An SPC can be removed in our office without the need for anesthesia. Typically, it is changed on a monthly basis or if an infection occurs. Once the underlying problem that required SPC placement has resolved and it is no longer needed, it can be removed. The skin opening into the bladder typically heals within 2-3 weeks after removal of the tube.
Treatment of Bladder Spasms in Patients with SPT
In patients with SPC who are experiencing bladder spasms, the symptoms can be managed with a change of Foley to a catheter with a smaller tip. Some patients may benefit from using a silicone catheter. Anticholinergic medications such as Vesicare and oxybutynin may be helpful for many patients experiencing bladder spasms. However, anticholinergic medications are not advisable as a long-term solution as they are associated with cognitive impairment (memory loss). Myrbetriq is another medication that may be effective in patients with bladder spasms. In patients who are unresponsive to medications and those who require long-term suprapubic catheterization, injection of Botox into the bladder muscles may help alleviate bladder spasms.
Treatment of Suprapubic Catheter Leaking
Many patients with an SPC experience occasional urinary leakage around the insertion site. Urinary leakage can be a sign of urinary tract infection (UTI). More commonly, leakage around the suprapubic catheter is a sign of bladder spasms. Appropriate treatment of bladder spasms often resolves the leakage. Some patients may require a larger sized catheter to prevent leakage.
Why Choose New York Urology Specialists for Treatment of Suprapubic Catheter Tube Management?
- All treatment is performed by a Board-certified urologist experienced in treating men with symptoms of frequent urination, urinary urgency, urinary incontinence and bladder pain using medical therapy, minimally invasive therapies, lasers, and open surgery.
- We are one of the few practices in the region to offer a full range of options for treatment of urinary problems in men and women
- We offer treatment options for overactive bladder, UTI, and urinary incontinence in our office which avoids the risks, costs, and recovery from general anesthesia.
- Extensive Experience: Hundreds of men and women have treated successfully using medical therapy, Botox for overactive bladder, Interstim for frequent urination and tibial neuromodulation.
When it comes to experience and innovation – New York Urology Specialists are a step ahead. Better Science Means Better Care.
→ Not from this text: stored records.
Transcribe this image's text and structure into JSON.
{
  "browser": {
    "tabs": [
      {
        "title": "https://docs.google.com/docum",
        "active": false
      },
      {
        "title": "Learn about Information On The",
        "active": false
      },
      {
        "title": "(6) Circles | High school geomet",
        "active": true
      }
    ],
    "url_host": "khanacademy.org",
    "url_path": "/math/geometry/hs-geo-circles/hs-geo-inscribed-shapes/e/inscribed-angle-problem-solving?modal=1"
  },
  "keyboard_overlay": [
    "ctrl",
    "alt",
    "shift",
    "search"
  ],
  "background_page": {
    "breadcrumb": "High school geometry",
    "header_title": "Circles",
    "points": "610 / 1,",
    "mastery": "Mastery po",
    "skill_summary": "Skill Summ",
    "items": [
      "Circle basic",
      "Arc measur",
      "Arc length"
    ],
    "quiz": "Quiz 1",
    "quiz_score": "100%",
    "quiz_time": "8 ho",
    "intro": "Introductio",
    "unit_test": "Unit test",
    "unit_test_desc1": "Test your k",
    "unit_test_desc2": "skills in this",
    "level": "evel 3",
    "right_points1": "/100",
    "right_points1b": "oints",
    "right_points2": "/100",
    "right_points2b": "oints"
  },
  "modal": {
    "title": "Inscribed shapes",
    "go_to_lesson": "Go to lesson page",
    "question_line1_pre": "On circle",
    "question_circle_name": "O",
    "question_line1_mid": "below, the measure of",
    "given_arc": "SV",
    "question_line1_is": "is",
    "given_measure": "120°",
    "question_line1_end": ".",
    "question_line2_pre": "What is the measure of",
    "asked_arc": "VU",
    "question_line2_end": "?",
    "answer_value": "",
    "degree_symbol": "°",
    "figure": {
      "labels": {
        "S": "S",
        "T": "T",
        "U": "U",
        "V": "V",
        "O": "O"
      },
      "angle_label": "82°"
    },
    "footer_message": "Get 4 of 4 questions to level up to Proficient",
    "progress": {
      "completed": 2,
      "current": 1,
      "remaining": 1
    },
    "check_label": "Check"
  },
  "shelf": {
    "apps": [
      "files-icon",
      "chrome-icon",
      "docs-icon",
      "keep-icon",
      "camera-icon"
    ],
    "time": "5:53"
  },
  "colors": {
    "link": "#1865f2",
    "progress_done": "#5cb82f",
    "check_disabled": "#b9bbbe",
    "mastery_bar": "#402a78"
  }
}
We specialize in minimally invasive highly effective treatment for symptoms of bladder pain, urethral burning, pelvic discomfort, incomplete bladder emptying, urinary frequency, and urgency. Many treatment procedures are performed in the convenience and privacy of office settings under local anesthesia.
Medicare and major insurances accepted. We offer affordable rates and financing options.
Schedule an Appointment with Dr. Shteynshlyuger:
Dr. Alex Shteynshlyuger is a fellowship trained board-certified urologist with expertise in evaluation and treatment of urinary problems. He uses modern effective and proven treatment methods including Botox for OAB, Interstim neuromodulation. He is highly recommended by top primary care physicians in the New York area.
He has successfully treated hundreds of men and women of all ages with urinary problems including bladder problems, kidney problems, urethral and ureteral problems.
We offer affordable, highest-quality urology care with or without insurance. Find out our office hours or directions to our office. We offer weekday, weekend, and evening office hours.
Dr. Alex Shteynshlyuger is a board-certified urologist in NYC who specializes in treating men and women with urinary problems including frequent urination, difficulty emptying the bladder, urinary urgency and incontinence.